Data under study: Begin
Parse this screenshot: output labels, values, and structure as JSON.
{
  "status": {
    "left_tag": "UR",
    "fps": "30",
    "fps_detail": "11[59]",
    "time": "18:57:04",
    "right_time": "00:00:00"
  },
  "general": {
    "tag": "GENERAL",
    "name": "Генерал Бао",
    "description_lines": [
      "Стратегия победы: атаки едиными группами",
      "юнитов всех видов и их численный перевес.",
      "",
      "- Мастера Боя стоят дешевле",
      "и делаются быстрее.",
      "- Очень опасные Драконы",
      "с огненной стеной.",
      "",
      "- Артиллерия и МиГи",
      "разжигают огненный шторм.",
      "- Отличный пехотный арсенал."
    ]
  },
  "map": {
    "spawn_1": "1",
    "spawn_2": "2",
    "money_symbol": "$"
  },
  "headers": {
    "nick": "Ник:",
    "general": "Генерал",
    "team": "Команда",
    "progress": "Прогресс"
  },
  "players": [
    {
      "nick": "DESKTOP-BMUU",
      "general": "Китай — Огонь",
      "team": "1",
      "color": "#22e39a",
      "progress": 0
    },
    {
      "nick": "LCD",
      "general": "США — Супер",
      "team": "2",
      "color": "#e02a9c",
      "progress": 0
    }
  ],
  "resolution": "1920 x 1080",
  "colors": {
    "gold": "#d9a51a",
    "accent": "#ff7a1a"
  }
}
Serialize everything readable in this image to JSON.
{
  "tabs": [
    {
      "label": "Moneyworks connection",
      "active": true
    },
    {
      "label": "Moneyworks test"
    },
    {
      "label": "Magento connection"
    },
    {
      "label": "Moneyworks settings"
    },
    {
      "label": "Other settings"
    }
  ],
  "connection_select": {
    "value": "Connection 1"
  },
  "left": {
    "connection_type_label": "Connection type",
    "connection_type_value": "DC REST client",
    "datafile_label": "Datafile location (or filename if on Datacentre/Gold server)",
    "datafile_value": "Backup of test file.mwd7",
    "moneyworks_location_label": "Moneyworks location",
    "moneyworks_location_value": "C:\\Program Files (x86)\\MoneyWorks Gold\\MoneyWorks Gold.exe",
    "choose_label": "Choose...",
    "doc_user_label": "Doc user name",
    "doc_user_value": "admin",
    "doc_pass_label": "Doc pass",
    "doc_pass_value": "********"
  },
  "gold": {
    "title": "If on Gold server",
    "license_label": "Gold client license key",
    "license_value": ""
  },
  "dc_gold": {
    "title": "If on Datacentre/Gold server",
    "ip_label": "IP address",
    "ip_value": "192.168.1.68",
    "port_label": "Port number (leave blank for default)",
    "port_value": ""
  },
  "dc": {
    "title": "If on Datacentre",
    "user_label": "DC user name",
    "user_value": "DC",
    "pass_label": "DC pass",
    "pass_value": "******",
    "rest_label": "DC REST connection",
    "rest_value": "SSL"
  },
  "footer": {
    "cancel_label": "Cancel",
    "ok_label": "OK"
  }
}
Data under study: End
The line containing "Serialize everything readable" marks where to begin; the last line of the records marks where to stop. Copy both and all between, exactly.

> _Exercise output_
Serialize everything readable in this image to JSON.
{
  "tabs": [
    {
      "label": "Moneyworks connection",
      "active": true
    },
    {
      "label": "Moneyworks test"
    },
    {
      "label": "Magento connection"
    },
    {
      "label": "Moneyworks settings"
    },
    {
      "label": "Other settings"
    }
  ],
  "connection_select": {
    "value": "Connection 1"
  },
  "left": {
    "connection_type_label": "Connection type",
    "connection_type_value": "DC REST client",
    "datafile_label": "Datafile location (or filename if on Datacentre/Gold server)",
    "datafile_value": "Backup of test file.mwd7",
    "moneyworks_location_label": "Moneyworks location",
    "moneyworks_location_value": "C:\\Program Files (x86)\\MoneyWorks Gold\\MoneyWorks Gold.exe",
    "choose_label": "Choose...",
    "doc_user_label": "Doc user name",
    "doc_user_value": "admin",
    "doc_pass_label": "Doc pass",
    "doc_pass_value": "********"
  },
  "gold": {
    "title": "If on Gold server",
    "license_label": "Gold client license key",
    "license_value": ""
  },
  "dc_gold": {
    "title": "If on Datacentre/Gold server",
    "ip_label": "IP address",
    "ip_value": "192.168.1.68",
    "port_label": "Port number (leave blank for default)",
    "port_value": ""
  },
  "dc": {
    "title": "If on Datacentre",
    "user_label": "DC user name",
    "user_value": "DC",
    "pass_label": "DC pass",
    "pass_value": "******",
    "rest_label": "DC REST connection",
    "rest_value": "SSL"
  },
  "footer": {
    "cancel_label": "Cancel",
    "ok_label": "OK"
  }
}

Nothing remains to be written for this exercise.